Every entry in the data that follows should come back exactly, pictures aside.

**Data records**
'''

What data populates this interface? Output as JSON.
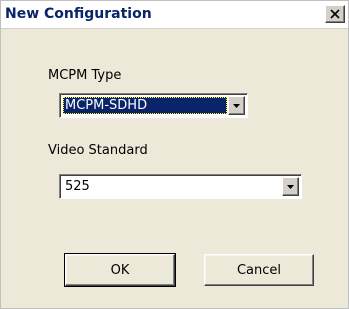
{
  "window": {
    "title": "New Configuration",
    "close_glyph": "✕"
  },
  "mcpm_type": {
    "label": "MCPM Type",
    "value": "MCPM-SDHD"
  },
  "video_standard": {
    "label": "Video Standard",
    "value": "525"
  },
  "buttons": {
    "ok_label": "OK",
    "cancel_label": "Cancel"
  },
  "icons": {
    "close": "close-icon",
    "dropdown": "chevron-down-icon"
  },
  "colors": {
    "title_text": "#0a246a",
    "dialog_face": "#ece9d8",
    "selection_bg": "#0a246a",
    "selection_text": "#ffffff"
  }
}
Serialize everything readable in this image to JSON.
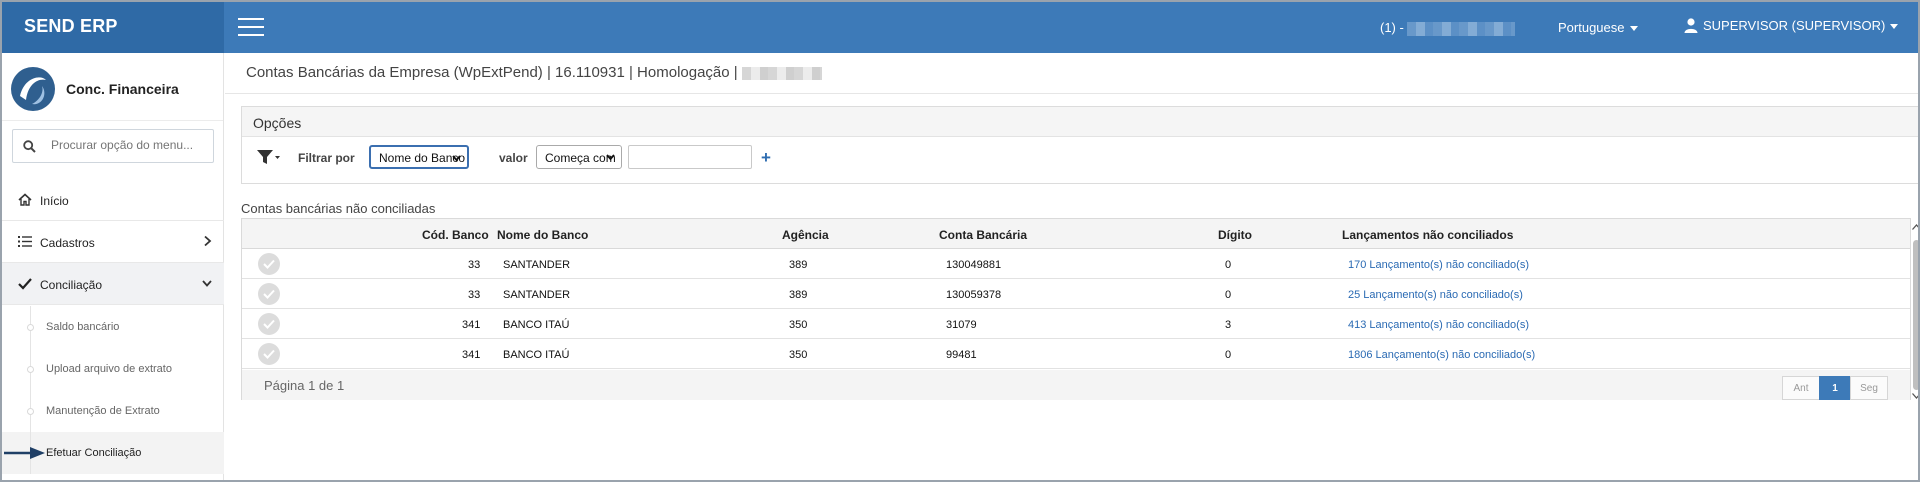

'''

**OUTPUT FOR THIS TASK**
What data populates this interface? Output as JSON.
{
  "window": {
    "title": "New Configuration",
    "close_glyph": "✕"
  },
  "mcpm_type": {
    "label": "MCPM Type",
    "value": "MCPM-SDHD"
  },
  "video_standard": {
    "label": "Video Standard",
    "value": "525"
  },
  "buttons": {
    "ok_label": "OK",
    "cancel_label": "Cancel"
  },
  "icons": {
    "close": "close-icon",
    "dropdown": "chevron-down-icon"
  },
  "colors": {
    "title_text": "#0a246a",
    "dialog_face": "#ece9d8",
    "selection_bg": "#0a246a",
    "selection_text": "#ffffff"
  }
}
Serialize everything readable in this image to JSON.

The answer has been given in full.